  8. Patterson, D.A.; Hennessy, J.L. Computer Organization and Design: The Hardware/Software Interface (3rd ed.). Elsevier. p. 656. ISBN   9780080502571.
  9. "What Is an Interface". The Java Tutorials. Oracle. Archived from the original on 2012-04-12. Retrieved 2012-05-01.
  10. "Interfaces". The Java Tutorials. Oracle. Archived from the original on 2012-05-26. Retrieved 2012-05-01.

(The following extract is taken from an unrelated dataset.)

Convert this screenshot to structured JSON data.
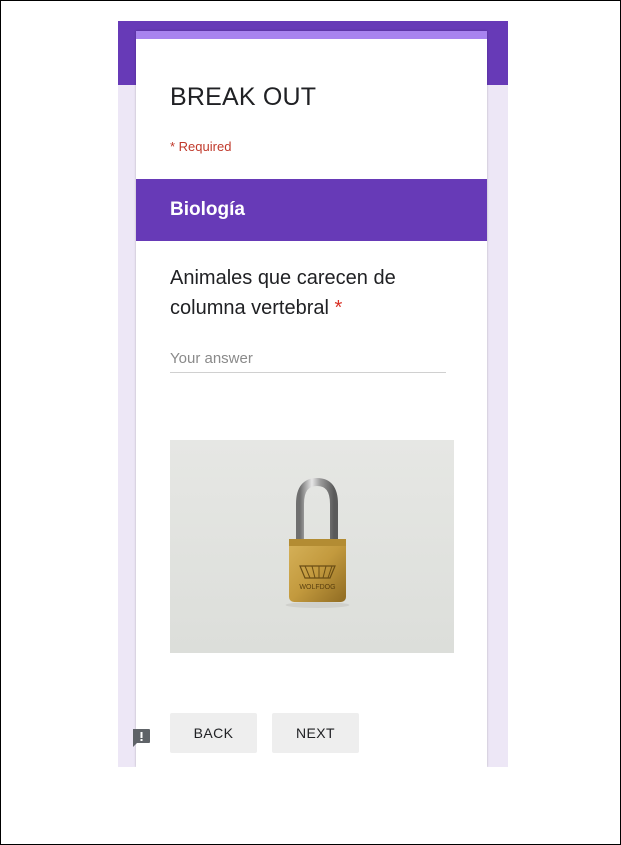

  11. "Performance improvement techniques in Serialization". http://www.precisejava.com/: Precise Java. Archived from the original on 2011-08-24. Retrieved 2011-08-04. We will talk initially about Serializable interface. This is a marker interface and does not have any methods.
  12. Gamma; Helm; Johnson; Vlissides (1995). Design Patterns: Elements of Reusable Object-Oriented Software . Addison Wesley. pp.  17–18.